* [Work order]: Every entry should be returned unchanged, with the pictures omitted.

* [Provided information]:
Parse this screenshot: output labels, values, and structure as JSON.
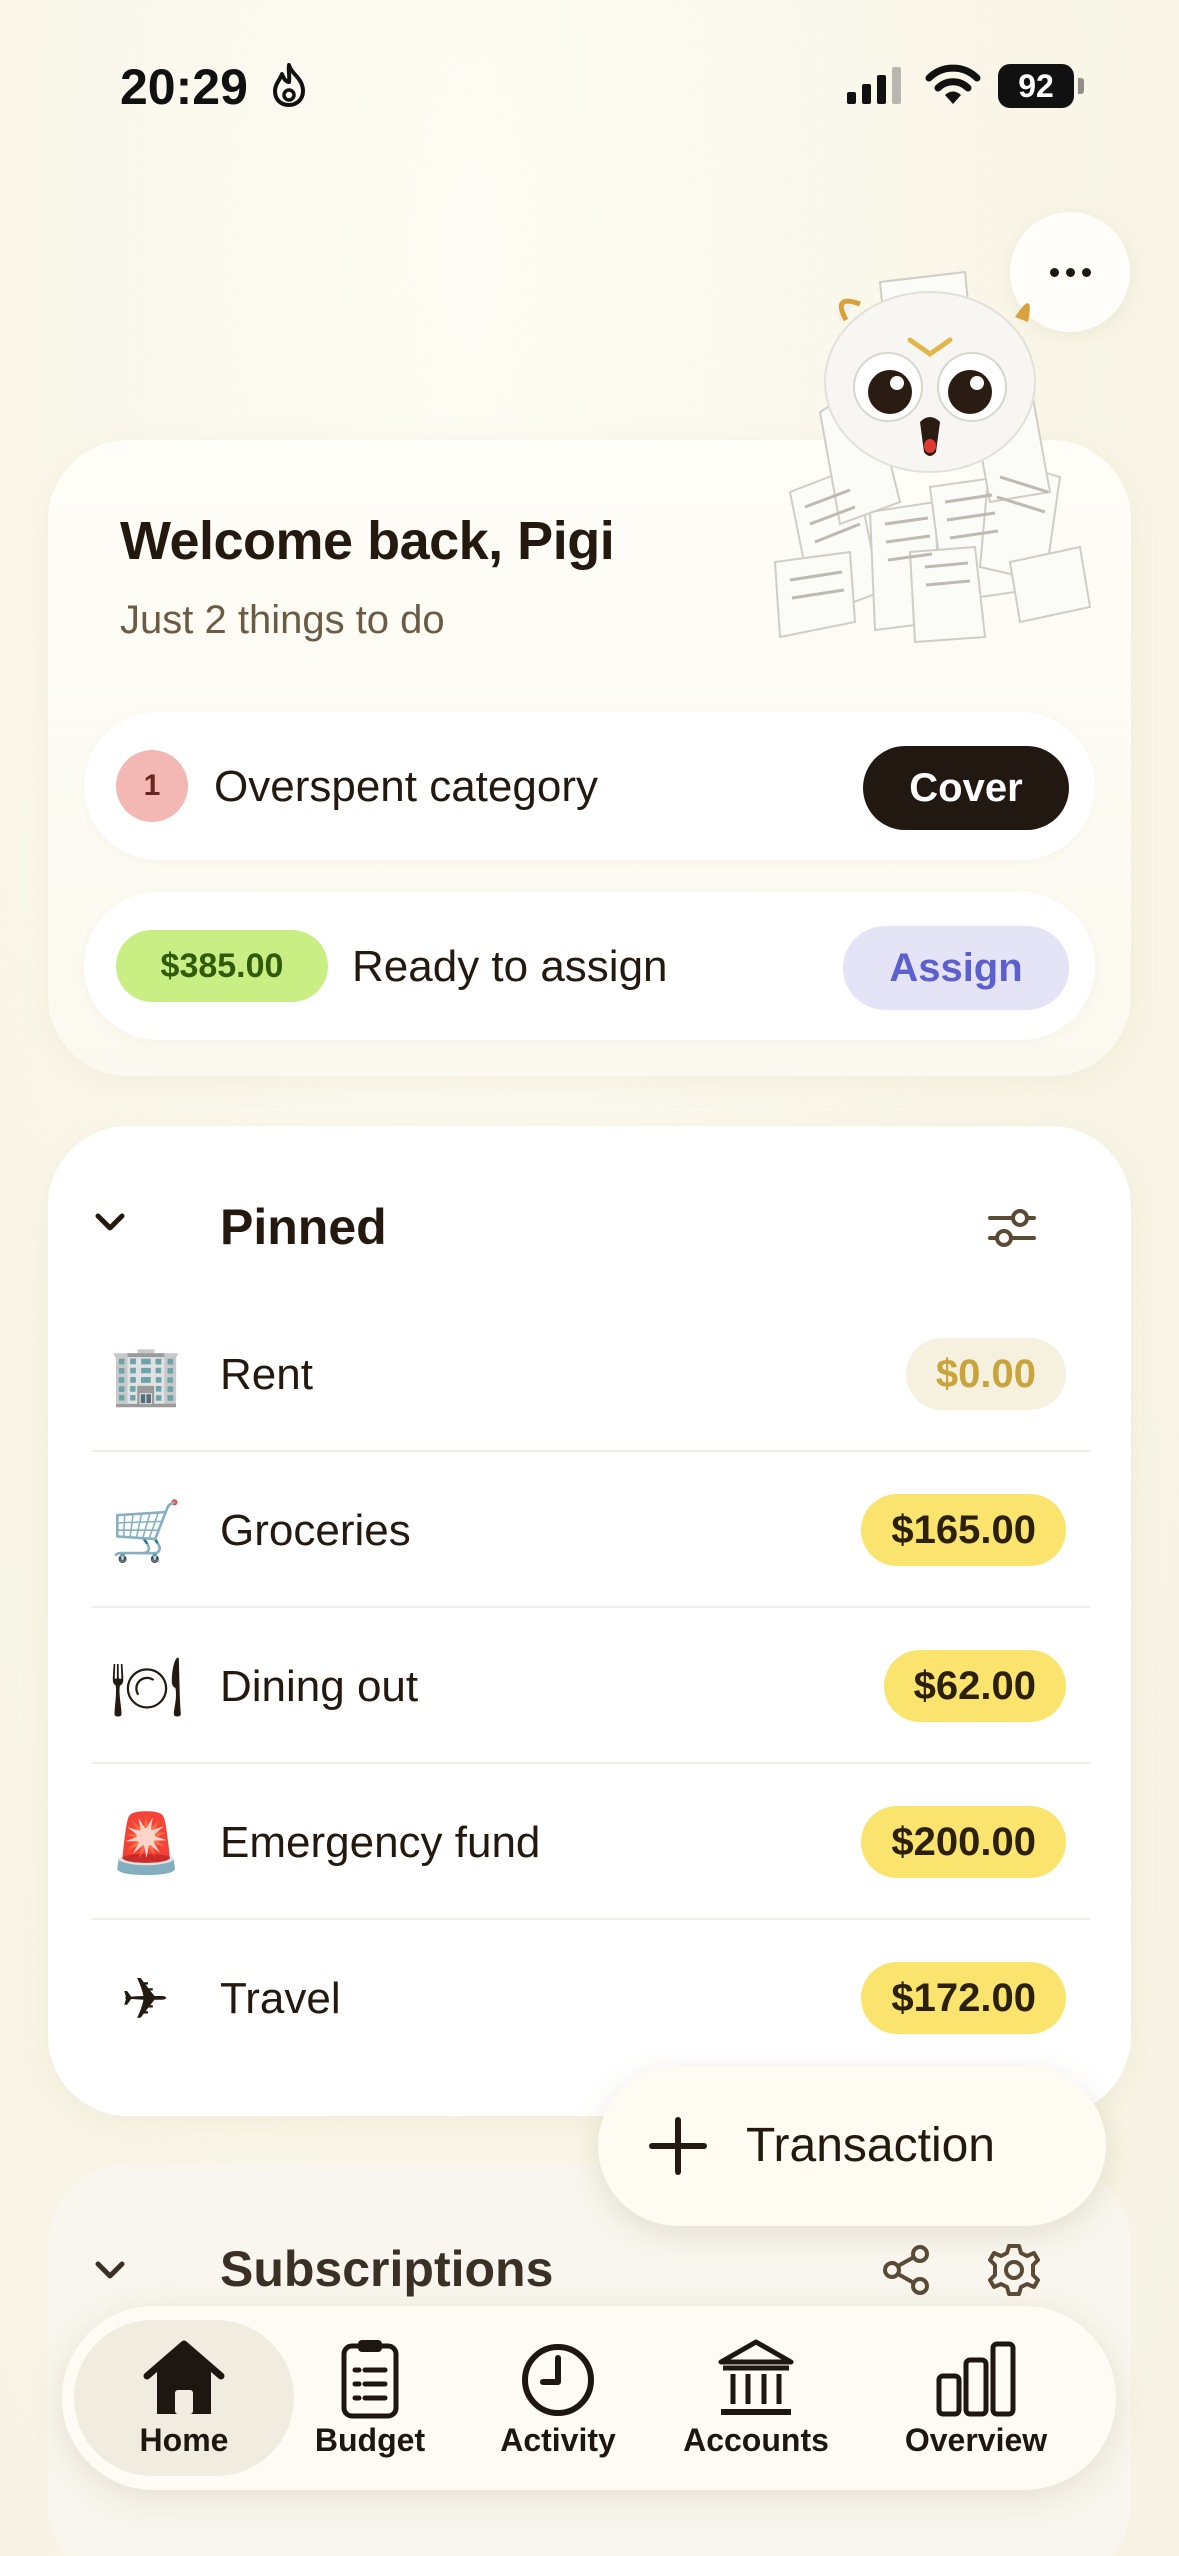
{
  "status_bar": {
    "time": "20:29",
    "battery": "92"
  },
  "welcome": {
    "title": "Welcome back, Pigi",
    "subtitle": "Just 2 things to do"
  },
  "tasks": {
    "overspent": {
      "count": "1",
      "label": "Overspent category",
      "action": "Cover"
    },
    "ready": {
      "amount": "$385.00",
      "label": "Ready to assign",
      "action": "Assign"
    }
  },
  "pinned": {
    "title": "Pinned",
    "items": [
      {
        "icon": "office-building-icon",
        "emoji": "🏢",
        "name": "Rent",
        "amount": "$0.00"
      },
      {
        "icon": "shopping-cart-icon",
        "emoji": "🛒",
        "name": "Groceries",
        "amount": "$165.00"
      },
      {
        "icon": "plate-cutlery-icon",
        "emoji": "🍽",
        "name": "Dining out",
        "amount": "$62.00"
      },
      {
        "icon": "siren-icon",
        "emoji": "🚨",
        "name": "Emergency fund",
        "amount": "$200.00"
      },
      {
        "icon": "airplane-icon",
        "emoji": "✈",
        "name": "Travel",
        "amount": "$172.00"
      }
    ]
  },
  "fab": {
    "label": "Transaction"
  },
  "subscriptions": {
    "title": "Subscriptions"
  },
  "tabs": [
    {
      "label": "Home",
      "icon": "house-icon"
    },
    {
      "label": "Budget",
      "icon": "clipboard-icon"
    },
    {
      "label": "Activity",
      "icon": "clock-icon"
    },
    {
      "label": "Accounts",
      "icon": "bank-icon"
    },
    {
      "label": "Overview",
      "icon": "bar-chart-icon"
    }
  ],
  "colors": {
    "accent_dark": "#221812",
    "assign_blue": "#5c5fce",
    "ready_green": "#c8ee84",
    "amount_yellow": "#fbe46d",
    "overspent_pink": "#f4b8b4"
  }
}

* [Exercise solution]:
Parse this screenshot: output labels, values, and structure as JSON.
{
  "status_bar": {
    "time": "20:29",
    "battery": "92"
  },
  "welcome": {
    "title": "Welcome back, Pigi",
    "subtitle": "Just 2 things to do"
  },
  "tasks": {
    "overspent": {
      "count": "1",
      "label": "Overspent category",
      "action": "Cover"
    },
    "ready": {
      "amount": "$385.00",
      "label": "Ready to assign",
      "action": "Assign"
    }
  },
  "pinned": {
    "title": "Pinned",
    "items": [
      {
        "icon": "office-building-icon",
        "emoji": "🏢",
        "name": "Rent",
        "amount": "$0.00"
      },
      {
        "icon": "shopping-cart-icon",
        "emoji": "🛒",
        "name": "Groceries",
        "amount": "$165.00"
      },
      {
        "icon": "plate-cutlery-icon",
        "emoji": "🍽",
        "name": "Dining out",
        "amount": "$62.00"
      },
      {
        "icon": "siren-icon",
        "emoji": "🚨",
        "name": "Emergency fund",
        "amount": "$200.00"
      },
      {
        "icon": "airplane-icon",
        "emoji": "✈",
        "name": "Travel",
        "amount": "$172.00"
      }
    ]
  },
  "fab": {
    "label": "Transaction"
  },
  "subscriptions": {
    "title": "Subscriptions"
  },
  "tabs": [
    {
      "label": "Home",
      "icon": "house-icon"
    },
    {
      "label": "Budget",
      "icon": "clipboard-icon"
    },
    {
      "label": "Activity",
      "icon": "clock-icon"
    },
    {
      "label": "Accounts",
      "icon": "bank-icon"
    },
    {
      "label": "Overview",
      "icon": "bar-chart-icon"
    }
  ],
  "colors": {
    "accent_dark": "#221812",
    "assign_blue": "#5c5fce",
    "ready_green": "#c8ee84",
    "amount_yellow": "#fbe46d",
    "overspent_pink": "#f4b8b4"
  }
}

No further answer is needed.